I recognize there's some wiggle room in these simulations for me to guess how good I am at making a vented box with minimal leaks. Using QL=7 gives an OK answer. Bass roll off begins around 80hz and slowly rolls 3dB down to 40Hz. Using QL = 15 gives a more exciting answer to me of solid output until 60hz before rolling off 3dB down to 38 / 39 Hz. I noticed Martin King's last paper on TL alignment tables (and subsequently their inclusion in HornResp's TL wizard) uses a QL of 15 as their baseline assumption.
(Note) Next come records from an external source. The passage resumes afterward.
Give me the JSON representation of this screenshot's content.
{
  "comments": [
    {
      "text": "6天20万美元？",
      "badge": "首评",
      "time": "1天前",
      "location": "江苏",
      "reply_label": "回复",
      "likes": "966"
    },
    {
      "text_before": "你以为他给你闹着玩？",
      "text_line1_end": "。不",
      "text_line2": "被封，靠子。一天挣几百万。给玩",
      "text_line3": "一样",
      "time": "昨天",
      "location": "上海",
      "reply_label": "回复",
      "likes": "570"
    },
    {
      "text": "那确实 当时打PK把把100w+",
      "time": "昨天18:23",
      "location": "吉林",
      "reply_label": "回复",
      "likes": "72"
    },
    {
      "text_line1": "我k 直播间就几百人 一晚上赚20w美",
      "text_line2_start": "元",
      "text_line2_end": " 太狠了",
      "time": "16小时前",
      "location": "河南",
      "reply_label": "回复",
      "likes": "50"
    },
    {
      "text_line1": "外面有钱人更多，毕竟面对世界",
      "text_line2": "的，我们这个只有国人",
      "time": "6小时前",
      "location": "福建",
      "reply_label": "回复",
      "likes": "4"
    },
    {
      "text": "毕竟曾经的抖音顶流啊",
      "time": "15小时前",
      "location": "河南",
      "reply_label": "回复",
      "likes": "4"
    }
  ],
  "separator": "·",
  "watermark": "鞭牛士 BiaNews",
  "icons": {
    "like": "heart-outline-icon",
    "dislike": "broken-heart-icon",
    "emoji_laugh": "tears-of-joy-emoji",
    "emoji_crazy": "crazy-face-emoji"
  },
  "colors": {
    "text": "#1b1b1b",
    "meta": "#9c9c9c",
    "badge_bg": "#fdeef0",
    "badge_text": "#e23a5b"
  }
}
I see that as evidence this QL value is acceptable for quality builds like I (like to think) I do. Any thoughts / disagreements with that logic?
Overall Design Modeled Below:
Line Length: 40 in / 101.6 cm
Line Width: 12.5 in / 31.75 cm
Line Depth: 10in / 25.4 cm
Line Xsec Area: 125 in^2 / 806.45 cm^2
Line Volume: 83.16L per HR, my maths say 81.9
Port Diameter: 5 in / 12.7 cm
Port Area: 19.63 in^2 / 126.68 cm^2
Port Length: 3.819 in / 9.7 cm
Port Location from end of line: ~4.28 in / 10.88 cm
Offset Woofer Location: ~18.76 in / 47.66 cm
Stuffing Segment 1: 100% (~18.76 in / 47.66 cm)
Stuffing Segment 2: 30% (~5.09 in / 12.92 cm)
Stuffing Acoustic Impedance: 500 mks rayl
QL: 7 or 15
Output with QL =7
Output with QL=15
Honestly Keith - I think that's probably an optimum TL for that woofer. I kept playing with the basic offset port model for the Ciare, and was coming to the conclusion that it wanted a big box to shine.
You done good!
I don't know offhand about Ql - I know Jeff gave some advice that I saved somewhere.
In the wizard screens you will also find the Kg of polyfill that gives you a decent starting point. I like to provide removable panel to adjust the stuffing. My preference has been to put the stuffing between the driver and the port. You need to be careful the insulation doesn't poop out the port.